Records from a data collection:
######

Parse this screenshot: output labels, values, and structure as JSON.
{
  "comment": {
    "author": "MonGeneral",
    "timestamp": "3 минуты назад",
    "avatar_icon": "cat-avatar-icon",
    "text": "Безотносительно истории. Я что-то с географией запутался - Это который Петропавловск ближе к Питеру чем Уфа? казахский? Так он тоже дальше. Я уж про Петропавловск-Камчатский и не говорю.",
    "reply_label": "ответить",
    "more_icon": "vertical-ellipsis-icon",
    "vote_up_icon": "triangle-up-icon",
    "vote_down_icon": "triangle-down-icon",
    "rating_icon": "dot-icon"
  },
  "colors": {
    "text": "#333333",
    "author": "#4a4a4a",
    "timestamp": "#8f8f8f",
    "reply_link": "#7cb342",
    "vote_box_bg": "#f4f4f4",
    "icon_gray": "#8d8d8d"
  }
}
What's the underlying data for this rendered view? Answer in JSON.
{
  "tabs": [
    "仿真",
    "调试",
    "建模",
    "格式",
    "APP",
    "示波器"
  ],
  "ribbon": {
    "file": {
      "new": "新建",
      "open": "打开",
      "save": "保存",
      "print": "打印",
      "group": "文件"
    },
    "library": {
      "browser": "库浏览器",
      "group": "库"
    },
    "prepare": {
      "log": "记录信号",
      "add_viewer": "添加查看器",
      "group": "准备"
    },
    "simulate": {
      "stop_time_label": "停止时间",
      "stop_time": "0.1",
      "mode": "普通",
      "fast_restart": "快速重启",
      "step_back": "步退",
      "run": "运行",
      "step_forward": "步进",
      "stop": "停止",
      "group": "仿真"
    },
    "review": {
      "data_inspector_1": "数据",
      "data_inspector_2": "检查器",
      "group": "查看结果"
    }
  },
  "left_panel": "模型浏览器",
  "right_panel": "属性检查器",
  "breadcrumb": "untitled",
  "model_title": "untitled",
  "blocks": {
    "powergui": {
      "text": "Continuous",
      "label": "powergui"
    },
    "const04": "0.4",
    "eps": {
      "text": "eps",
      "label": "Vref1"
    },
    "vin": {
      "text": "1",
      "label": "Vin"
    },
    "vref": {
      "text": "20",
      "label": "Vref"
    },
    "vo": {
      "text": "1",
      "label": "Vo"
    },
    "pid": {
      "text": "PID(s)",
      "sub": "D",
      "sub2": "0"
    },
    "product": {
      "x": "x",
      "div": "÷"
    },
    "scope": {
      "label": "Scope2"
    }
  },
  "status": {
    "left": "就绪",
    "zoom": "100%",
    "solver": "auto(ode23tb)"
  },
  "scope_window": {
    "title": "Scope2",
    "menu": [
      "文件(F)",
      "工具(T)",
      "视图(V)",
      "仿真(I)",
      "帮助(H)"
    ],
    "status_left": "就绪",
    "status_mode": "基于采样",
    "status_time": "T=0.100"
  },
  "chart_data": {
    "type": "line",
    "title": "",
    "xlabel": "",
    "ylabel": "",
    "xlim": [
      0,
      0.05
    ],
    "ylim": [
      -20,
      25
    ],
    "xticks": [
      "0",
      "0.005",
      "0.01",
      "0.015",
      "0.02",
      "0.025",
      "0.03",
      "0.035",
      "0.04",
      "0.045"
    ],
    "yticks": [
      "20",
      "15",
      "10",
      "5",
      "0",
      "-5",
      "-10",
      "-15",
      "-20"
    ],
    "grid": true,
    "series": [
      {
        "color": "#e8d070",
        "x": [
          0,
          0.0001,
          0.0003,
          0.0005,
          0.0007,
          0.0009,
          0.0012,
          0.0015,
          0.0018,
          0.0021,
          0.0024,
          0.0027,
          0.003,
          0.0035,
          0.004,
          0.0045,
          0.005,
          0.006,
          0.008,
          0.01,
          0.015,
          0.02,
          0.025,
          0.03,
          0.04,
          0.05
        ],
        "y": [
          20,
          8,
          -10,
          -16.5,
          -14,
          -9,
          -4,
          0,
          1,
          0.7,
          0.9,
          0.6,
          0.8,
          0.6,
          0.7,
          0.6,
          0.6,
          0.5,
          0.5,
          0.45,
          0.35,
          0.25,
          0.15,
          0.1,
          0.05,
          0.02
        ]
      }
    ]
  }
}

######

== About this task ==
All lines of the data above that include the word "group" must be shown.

== Answer to the exercise ==
      "group": "文件"
      "group": "库"
      "group": "准备"
      "group": "仿真"
      "group": "查看结果"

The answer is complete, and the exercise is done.